Now that we have established some shared understanding of how security is supported in DDS, let’s discuss how that support is exposed in ROS 2. By default, none of the security features of DDS are enabled in ROS 2. The set of features and tools in ROS 2 that are used to enable them are collectively named “Secure ROS 2” (SROS 2).
Most of the user-facing runtime support for SROS 2 is contained within the ROS Client Library. Once its requirements are satisfied it takes care of configuring the middleware support for each supported DDS implementation. RCL includes the following features for SROS 2:
Let’s discuss each of these in turn.
As stated earlier, the DDS-Security plugins require a set of security files (e.g. keys, governance and permissions files, etc.) per domain participant. Domain participants map to a specific instance of a node in ROS 2, so each node requires a set of these files. RCL supports being pointed at a directory containing security files in two different ways:
Let’s delve further into these.
RCL supports finding security files in one directory that is the root of a directory structure corresponding to the fully-qualified names of every node instance (i.e. namespace + node name).
For example, for the
/front/camera node, the directory structure would look like:
<root> └── front └── camera ├── cert.pem ├── key.pem ├── ...
To be clear: this directory structure needs to reflect the state of the running system. In other words, it does not contain a set of files per node on disk, but per node instance in the ROS graph.
The set of files expected within each node instance directory are:
This can be specified by setting the
$ROS_SECURITY_ROOT_DIRECTORY environment variable to point to the root of the directory tree.
If using the directory tree approach to organize security files, RCL supports two different methods for looking up a given node instance’s security files in the tree:
<root>/foo/bar/baz_123/. This is the default behavior.
<root>/foo/bar/baz_123/. However, if that directory doesn’t exist, find the most specific (i.e. longest) node name that does have security files within that namespace (e.g.
<root>/foo/bar/baz/, etc.). Note that it will not search higher in the namespace hierarchy.
The desired lookup method can be specified by setting the
$ROS_SECURITY_LOOKUP_TYPE environment variable to “MATCH_EXACT” (case-sensitive) for the Exact method, or “MATCH_PREFIX” (case-sensitive) for the Prefix method.

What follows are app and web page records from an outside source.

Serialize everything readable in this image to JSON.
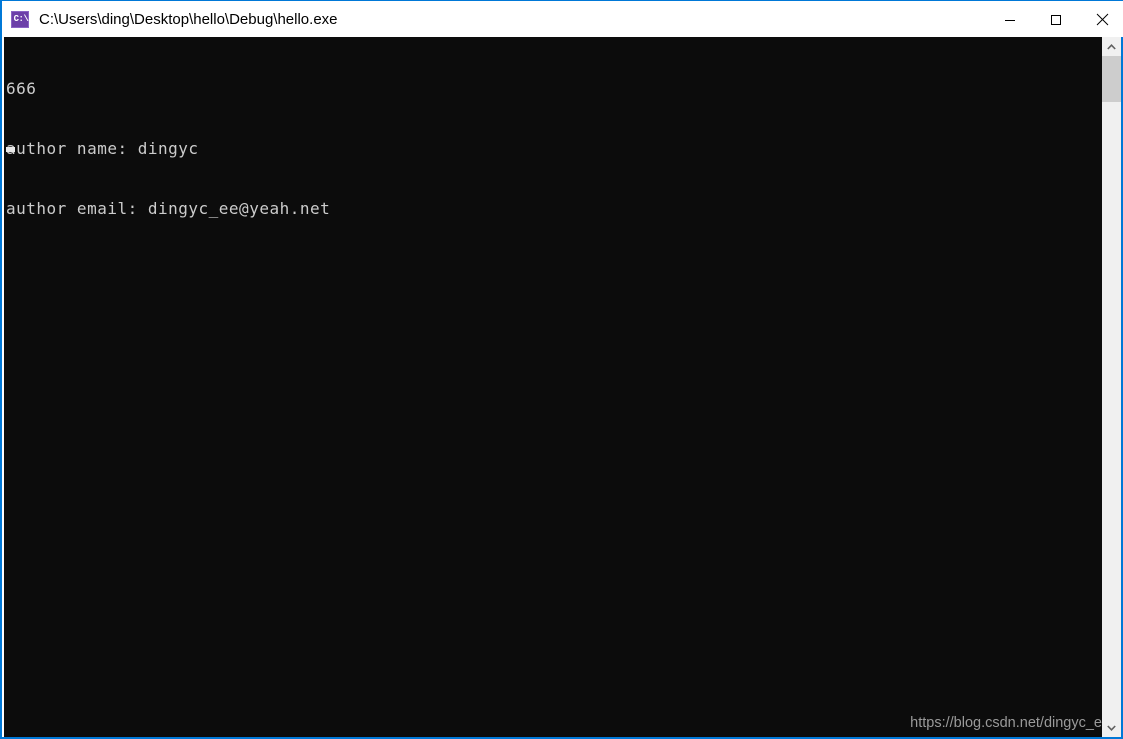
{
  "window": {
    "title": "C:\\Users\\ding\\Desktop\\hello\\Debug\\hello.exe",
    "icon_name": "console-app-icon",
    "icon_glyph": "C:\\",
    "border_color": "#0078D7",
    "titlebar_bg": "#ffffff",
    "title_color": "#000000"
  },
  "controls": {
    "minimize_label": "Minimize",
    "maximize_label": "Maximize",
    "close_label": "Close"
  },
  "console": {
    "background": "#0C0C0C",
    "foreground": "#CCCCCC",
    "lines": [
      "666",
      "author name: dingyc",
      "author email: dingyc_ee@yeah.net"
    ],
    "cursor_visible": "true"
  },
  "watermark": {
    "text": "https://blog.csdn.net/dingyc_e",
    "color": "#9a9a9a"
  },
  "scrollbar": {
    "up_arrow": "⌃",
    "down_arrow": "⌄",
    "track_color": "#F0F0F0",
    "thumb_color": "#CDCDCD"
  }
}
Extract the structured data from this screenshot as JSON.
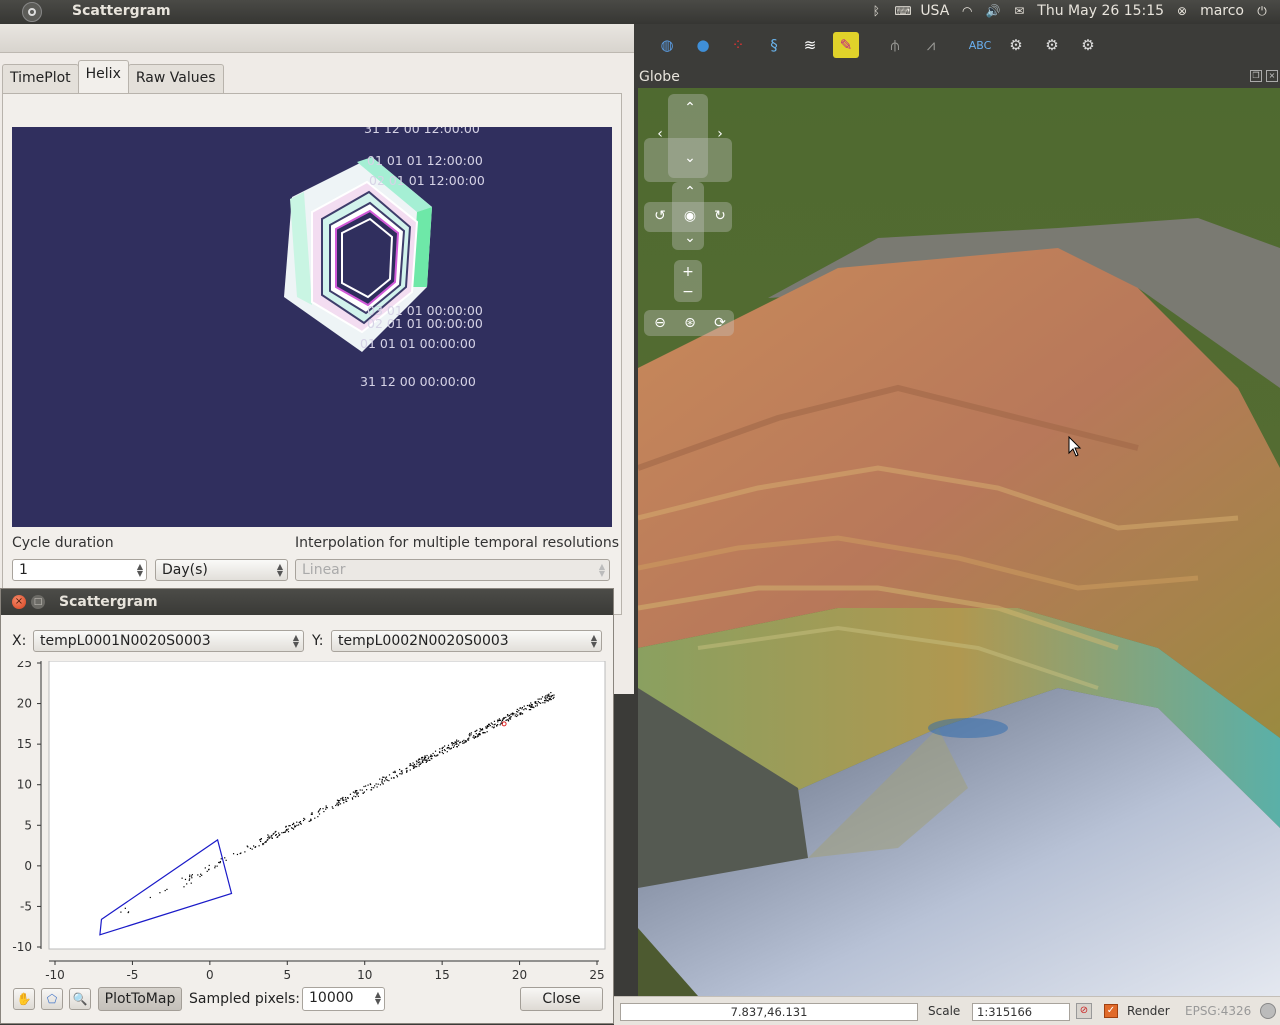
{
  "topbar": {
    "app_title": "Scattergram",
    "keyboard": "USA",
    "datetime": "Thu May 26 15:15",
    "user": "marco"
  },
  "tabs": [
    "TimePlot",
    "Helix",
    "Raw Values"
  ],
  "active_tab": "Helix",
  "helix": {
    "labels": [
      "31 12 00 12:00:00",
      "01 01 01 12:00:00",
      "02 01 01 12:00:00",
      "03 01 01 00:00:00",
      "02 01 01 00:00:00",
      "01 01 01 00:00:00",
      "31 12 00 00:00:00"
    ],
    "cycle_label": "Cycle duration",
    "cycle_value": "1",
    "cycle_unit": "Day(s)",
    "interp_label": "Interpolation for multiple temporal resolutions",
    "interp_value": "Linear"
  },
  "globe": {
    "title": "Globe"
  },
  "statusbar": {
    "coordinate": "7.837,46.131",
    "scale_label": "Scale",
    "scale_value": "1:315166",
    "render_label": "Render",
    "crs": "EPSG:4326"
  },
  "scattergram": {
    "title": "Scattergram",
    "x_label": "X:",
    "x_value": "tempL0001N0020S0003",
    "y_label": "Y:",
    "y_value": "tempL0002N0020S0003",
    "plot_to_map": "PlotToMap",
    "sampled_label": "Sampled pixels:",
    "sampled_value": "10000",
    "close": "Close"
  },
  "chart_data": {
    "type": "scatter",
    "xlim": [
      -10,
      25
    ],
    "ylim": [
      -10,
      25
    ],
    "xticks": [
      "-10",
      "-5",
      "0",
      "5",
      "10",
      "15",
      "20",
      "25"
    ],
    "yticks": [
      "-10",
      "-5",
      "0",
      "5",
      "10",
      "15",
      "20",
      "25"
    ],
    "trend": {
      "x_start": -3,
      "y_start": -3,
      "x_end": 22.3,
      "y_end": 21.3
    },
    "selection_polygon": [
      [
        -7,
        -6.6
      ],
      [
        0.5,
        3.2
      ],
      [
        1.4,
        -3.4
      ],
      [
        -7.1,
        -8.5
      ]
    ],
    "highlight_point": [
      19,
      17.5
    ],
    "grid": false
  }
}
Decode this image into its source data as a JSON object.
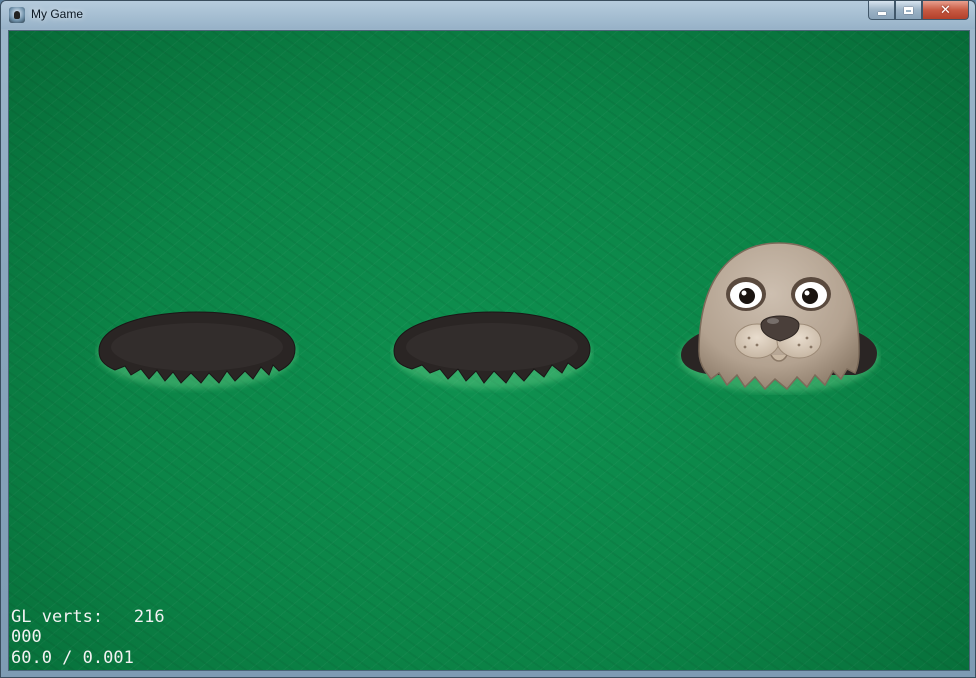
{
  "window": {
    "title": "My Game",
    "controls": {
      "minimize": "minimize",
      "maximize": "maximize",
      "close": "close"
    }
  },
  "game": {
    "holes": [
      {
        "name": "hole-1",
        "occupant": "empty"
      },
      {
        "name": "hole-2",
        "occupant": "empty"
      },
      {
        "name": "hole-3",
        "occupant": "seal"
      }
    ],
    "colors": {
      "grass": "#0b8447",
      "hole": "#2a2524",
      "seal_fur": "#b9a897",
      "seal_nose": "#4a3f3a"
    }
  },
  "hud": {
    "gl_verts_label": "GL verts:",
    "gl_verts_value": "216",
    "score": "000",
    "fps": "60.0 / 0.001"
  }
}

RCL supports specifying the path to a directory containing the set of security files for the exact node instance that needs to be launched. The set of files expected within that directory are the same as outlined in the “Directory tree of all security files” section above for individual node instance directories.
This can be specified by setting the
$ROS_SECURITY_NODE_DIRECTORY environment variable to point to the directory containing the security files.
Note that this setting takes precedence over
Nodes with the security features enabled will not communicate with nodes that don’t, but what should RCL do if one tries to launch a node that has no discernable keys/permissions/etc.? It has two options:
The type of mode desired can be specified by setting the
$ROS_SECURITY_STRATEGY environment variable to “Enforce” (case-sensitive) for strict mode, and anything else for permissive mode.
In addition to the supported features just discussed, RCL also supports a master shutoff for security features for easy experimentation. If it’s turned off (the default), none of the above security features will be enabled.
In order to enable SROS 2, set the
$ROS_SECURITY_ENABLE environment variable to “true” (case-sensitive).
To disable, set to any other value.
Configuring a ROS 2 system to be secure in RCL involves a lot of new technology (PKI, DDS governance and permissions files and their syntax, etc.).
If a user is comfortable with these technologies, the above information should be all that’s necessary to properly lock things down.
However, the SROS 2 CLI should include a tool
ros2 security to help those who don’t want to set it all up themselves, including the following capabilities: